DEBKAfile’s military sources report that Russian preparations for military action in Syria are clearly not limited to that country. They are being run by a joint coordination forward command and war room established a few days ago by Russia, Iran, Iraq and Syria in Baghdad. It is designed as the counterpart of the US Central Command-Forward-Jordan war room established north of Amman for joint US-Saudi-Qatari-Israeli-Jordanian and UAE operations in support of Syrian rebel operations against the Assad regime.
Two rival power war rooms are therefore poised at opposite ends of the Syrian arena – one representing a US-led alliance for operations against Assad, and the other a Russian-led group which is revving up to fight on his behalf.
Conspicuous in the swiftly evolving Syrian situation is the detailed advance planning which went into the Russian military buildup and partnerships, and the slow perception of what was going on, on the part of the United States and Israel.
Tuesday, US Defense Secretary Ashton Carter instructed his staff to establish a communication channel with the Kremlin to ensure the safety of US and Russian military operations and “avoid conflict in the air” between the two militaries. The Russian defense ministry shot back with a provocative stipulation that coordination with the US must go through Baghdad, an attempt to force Washington to accept that the two war rooms would henceforth communicate on equal terms.
Israel’s Defense Minister Moshe Ya’alon denied Tuesday night that Israel was coordinating its operations with the Russian army, stressing that Israel reserves the IDF’s right to freedom of action over Syria and would continue to prevent arms supplies reaching terrorist organizations such as Hizballah.
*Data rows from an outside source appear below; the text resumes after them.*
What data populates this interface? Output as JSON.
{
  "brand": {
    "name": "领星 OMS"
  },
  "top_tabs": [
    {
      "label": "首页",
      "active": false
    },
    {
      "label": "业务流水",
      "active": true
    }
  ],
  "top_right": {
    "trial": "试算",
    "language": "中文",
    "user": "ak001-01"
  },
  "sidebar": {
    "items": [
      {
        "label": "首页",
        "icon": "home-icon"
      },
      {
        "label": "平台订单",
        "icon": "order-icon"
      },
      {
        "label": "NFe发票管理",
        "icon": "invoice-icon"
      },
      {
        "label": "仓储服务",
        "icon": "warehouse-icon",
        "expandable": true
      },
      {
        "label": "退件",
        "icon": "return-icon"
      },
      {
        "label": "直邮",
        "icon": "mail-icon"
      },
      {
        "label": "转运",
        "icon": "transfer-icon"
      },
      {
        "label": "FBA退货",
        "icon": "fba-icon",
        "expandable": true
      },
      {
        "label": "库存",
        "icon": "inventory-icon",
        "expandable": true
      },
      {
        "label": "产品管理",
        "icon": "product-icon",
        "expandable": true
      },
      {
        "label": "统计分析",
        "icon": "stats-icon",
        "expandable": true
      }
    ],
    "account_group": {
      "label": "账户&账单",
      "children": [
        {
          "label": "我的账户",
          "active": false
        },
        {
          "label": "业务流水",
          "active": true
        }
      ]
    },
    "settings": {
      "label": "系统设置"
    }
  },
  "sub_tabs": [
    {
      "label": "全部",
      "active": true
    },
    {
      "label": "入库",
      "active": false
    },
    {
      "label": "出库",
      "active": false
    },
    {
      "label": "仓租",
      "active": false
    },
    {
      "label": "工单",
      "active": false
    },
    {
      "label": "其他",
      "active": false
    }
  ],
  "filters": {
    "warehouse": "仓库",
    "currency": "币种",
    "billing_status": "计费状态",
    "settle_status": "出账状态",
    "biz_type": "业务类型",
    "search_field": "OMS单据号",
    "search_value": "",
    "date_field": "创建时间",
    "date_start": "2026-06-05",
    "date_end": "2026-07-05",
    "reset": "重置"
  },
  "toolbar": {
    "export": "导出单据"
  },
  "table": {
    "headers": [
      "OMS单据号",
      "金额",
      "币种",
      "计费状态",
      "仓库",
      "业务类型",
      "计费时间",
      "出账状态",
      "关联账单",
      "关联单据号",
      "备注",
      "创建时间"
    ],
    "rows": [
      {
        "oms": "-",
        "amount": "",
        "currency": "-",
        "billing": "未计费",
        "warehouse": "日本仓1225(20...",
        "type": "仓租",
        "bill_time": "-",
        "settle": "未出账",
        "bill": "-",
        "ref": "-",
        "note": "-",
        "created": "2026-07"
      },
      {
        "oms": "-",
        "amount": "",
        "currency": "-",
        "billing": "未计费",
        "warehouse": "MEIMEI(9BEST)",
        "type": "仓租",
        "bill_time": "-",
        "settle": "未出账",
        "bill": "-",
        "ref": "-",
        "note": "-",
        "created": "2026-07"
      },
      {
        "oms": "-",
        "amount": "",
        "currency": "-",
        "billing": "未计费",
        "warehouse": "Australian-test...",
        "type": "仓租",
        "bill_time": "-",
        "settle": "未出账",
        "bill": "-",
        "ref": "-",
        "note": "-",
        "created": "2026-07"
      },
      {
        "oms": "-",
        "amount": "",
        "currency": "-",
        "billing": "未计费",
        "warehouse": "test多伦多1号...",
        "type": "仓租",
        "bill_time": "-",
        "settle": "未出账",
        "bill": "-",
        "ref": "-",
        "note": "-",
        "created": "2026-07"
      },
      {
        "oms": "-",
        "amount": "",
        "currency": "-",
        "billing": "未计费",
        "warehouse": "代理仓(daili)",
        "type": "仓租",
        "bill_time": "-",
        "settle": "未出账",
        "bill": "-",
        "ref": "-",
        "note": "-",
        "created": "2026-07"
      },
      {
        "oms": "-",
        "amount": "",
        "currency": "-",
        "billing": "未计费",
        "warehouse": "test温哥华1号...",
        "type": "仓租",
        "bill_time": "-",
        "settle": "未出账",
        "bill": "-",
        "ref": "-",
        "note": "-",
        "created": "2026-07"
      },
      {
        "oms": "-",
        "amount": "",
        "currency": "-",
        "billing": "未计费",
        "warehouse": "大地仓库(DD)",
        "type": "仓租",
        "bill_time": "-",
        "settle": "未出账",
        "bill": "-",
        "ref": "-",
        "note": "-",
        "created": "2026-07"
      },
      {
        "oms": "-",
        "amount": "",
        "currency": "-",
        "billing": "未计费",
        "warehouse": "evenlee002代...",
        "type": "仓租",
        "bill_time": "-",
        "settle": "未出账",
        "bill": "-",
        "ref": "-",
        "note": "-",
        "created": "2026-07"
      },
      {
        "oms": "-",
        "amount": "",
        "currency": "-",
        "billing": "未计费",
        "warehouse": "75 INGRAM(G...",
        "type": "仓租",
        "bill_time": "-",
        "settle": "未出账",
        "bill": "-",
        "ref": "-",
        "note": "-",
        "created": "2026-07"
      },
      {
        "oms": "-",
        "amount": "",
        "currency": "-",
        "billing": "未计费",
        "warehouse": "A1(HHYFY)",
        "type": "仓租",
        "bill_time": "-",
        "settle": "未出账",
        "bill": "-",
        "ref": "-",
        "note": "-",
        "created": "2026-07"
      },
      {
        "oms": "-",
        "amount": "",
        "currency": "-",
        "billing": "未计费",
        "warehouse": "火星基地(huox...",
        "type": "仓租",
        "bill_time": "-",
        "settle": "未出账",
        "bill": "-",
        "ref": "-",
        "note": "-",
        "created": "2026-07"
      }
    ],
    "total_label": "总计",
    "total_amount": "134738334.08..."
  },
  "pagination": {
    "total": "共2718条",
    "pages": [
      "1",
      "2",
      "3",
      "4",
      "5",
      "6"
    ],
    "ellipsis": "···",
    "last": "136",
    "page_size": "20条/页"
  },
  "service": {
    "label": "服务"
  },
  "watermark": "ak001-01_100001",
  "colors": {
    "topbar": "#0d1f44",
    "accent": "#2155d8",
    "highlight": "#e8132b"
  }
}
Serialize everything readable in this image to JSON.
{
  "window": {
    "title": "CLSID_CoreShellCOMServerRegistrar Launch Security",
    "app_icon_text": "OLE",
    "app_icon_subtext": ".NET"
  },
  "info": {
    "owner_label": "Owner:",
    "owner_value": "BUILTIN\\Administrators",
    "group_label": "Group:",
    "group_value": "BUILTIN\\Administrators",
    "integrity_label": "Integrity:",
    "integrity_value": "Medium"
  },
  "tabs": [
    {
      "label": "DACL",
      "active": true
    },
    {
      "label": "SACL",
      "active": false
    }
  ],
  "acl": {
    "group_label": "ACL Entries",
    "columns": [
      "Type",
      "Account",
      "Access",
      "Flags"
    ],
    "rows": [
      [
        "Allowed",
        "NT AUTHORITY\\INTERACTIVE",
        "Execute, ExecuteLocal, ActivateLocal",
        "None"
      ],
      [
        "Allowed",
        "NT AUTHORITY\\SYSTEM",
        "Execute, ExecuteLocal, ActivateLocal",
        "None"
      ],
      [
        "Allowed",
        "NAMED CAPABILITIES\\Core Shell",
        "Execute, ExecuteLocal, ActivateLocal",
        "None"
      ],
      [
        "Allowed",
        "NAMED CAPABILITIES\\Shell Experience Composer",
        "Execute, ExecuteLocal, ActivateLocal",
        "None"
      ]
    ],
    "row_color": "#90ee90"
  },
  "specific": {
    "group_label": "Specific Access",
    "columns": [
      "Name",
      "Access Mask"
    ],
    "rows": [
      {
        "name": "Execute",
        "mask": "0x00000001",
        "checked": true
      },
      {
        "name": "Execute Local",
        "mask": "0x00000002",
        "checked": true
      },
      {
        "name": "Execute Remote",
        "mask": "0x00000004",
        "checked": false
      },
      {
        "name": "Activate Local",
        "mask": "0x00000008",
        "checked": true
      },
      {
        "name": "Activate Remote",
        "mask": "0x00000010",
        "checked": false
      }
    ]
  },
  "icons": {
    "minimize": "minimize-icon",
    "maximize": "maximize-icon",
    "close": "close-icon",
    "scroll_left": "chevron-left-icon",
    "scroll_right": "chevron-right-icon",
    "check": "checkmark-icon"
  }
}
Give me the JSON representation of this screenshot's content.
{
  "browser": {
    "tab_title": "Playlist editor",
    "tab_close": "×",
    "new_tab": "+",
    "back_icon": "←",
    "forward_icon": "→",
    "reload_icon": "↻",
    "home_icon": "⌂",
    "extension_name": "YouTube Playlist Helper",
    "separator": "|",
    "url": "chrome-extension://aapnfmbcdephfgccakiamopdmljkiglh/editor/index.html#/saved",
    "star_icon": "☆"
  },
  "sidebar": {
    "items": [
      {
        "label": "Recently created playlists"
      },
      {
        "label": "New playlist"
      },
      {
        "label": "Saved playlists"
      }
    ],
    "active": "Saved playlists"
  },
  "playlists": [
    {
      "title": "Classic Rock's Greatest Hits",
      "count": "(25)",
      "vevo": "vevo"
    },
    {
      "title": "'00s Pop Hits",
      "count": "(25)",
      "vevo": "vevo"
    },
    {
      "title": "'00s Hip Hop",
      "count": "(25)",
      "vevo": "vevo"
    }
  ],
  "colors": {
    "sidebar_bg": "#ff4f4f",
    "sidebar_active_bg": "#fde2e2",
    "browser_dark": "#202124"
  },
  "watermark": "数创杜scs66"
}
Meanwhile, six advanced Russian SU-34 strike fighter jets landed at Latakia’s Al-Assad international airport, after flying to their destination through Iraqi airspace.
The Russian military buildup is assuming far greater proportions than either imagined, far outpacing US or Israeli efforts at coordination.